== Materials provided ==
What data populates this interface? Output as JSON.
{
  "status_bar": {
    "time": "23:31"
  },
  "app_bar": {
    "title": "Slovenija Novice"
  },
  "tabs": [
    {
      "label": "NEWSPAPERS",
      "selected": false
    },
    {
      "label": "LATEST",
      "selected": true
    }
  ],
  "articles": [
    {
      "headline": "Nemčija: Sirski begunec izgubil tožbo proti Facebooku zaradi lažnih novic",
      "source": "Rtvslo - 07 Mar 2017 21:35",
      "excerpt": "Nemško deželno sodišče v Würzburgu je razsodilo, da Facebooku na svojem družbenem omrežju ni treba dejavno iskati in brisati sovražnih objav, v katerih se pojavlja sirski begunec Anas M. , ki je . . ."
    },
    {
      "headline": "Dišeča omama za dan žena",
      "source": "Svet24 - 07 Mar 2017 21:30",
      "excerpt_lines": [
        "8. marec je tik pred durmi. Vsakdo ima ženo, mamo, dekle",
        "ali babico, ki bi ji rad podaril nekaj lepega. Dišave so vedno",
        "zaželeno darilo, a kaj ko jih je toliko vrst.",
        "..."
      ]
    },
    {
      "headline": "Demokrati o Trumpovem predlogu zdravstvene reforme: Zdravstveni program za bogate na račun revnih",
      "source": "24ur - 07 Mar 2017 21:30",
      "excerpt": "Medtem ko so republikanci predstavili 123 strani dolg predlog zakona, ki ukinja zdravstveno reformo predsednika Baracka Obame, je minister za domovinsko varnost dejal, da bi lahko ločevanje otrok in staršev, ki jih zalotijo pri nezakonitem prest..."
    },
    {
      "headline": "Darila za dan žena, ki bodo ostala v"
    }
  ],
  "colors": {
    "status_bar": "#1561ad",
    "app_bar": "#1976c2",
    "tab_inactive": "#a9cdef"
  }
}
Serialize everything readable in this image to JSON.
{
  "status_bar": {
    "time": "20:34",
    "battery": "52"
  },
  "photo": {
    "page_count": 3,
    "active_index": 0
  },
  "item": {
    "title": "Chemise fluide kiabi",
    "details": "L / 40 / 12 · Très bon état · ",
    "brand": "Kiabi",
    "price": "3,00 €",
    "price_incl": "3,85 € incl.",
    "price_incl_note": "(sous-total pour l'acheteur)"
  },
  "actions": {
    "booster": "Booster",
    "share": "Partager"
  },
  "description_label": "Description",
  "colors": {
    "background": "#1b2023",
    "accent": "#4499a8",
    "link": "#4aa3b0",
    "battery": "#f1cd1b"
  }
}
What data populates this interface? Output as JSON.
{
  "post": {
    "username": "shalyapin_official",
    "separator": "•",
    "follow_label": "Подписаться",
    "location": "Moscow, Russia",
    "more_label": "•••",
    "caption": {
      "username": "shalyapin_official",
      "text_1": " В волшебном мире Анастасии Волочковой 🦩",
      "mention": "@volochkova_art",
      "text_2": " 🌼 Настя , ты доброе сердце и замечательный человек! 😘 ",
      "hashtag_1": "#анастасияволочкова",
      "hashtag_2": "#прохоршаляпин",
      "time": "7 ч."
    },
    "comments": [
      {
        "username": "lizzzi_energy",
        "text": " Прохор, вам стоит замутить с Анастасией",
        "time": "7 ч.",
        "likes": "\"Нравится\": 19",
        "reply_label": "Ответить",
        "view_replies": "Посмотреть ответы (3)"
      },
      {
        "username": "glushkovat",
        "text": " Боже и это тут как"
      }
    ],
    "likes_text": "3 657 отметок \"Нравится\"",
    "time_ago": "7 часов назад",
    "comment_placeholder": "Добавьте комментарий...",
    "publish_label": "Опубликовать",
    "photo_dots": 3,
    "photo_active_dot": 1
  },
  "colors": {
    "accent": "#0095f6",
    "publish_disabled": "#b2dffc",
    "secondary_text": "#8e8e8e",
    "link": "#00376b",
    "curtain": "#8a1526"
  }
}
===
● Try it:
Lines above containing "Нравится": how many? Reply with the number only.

● Output for this task:
2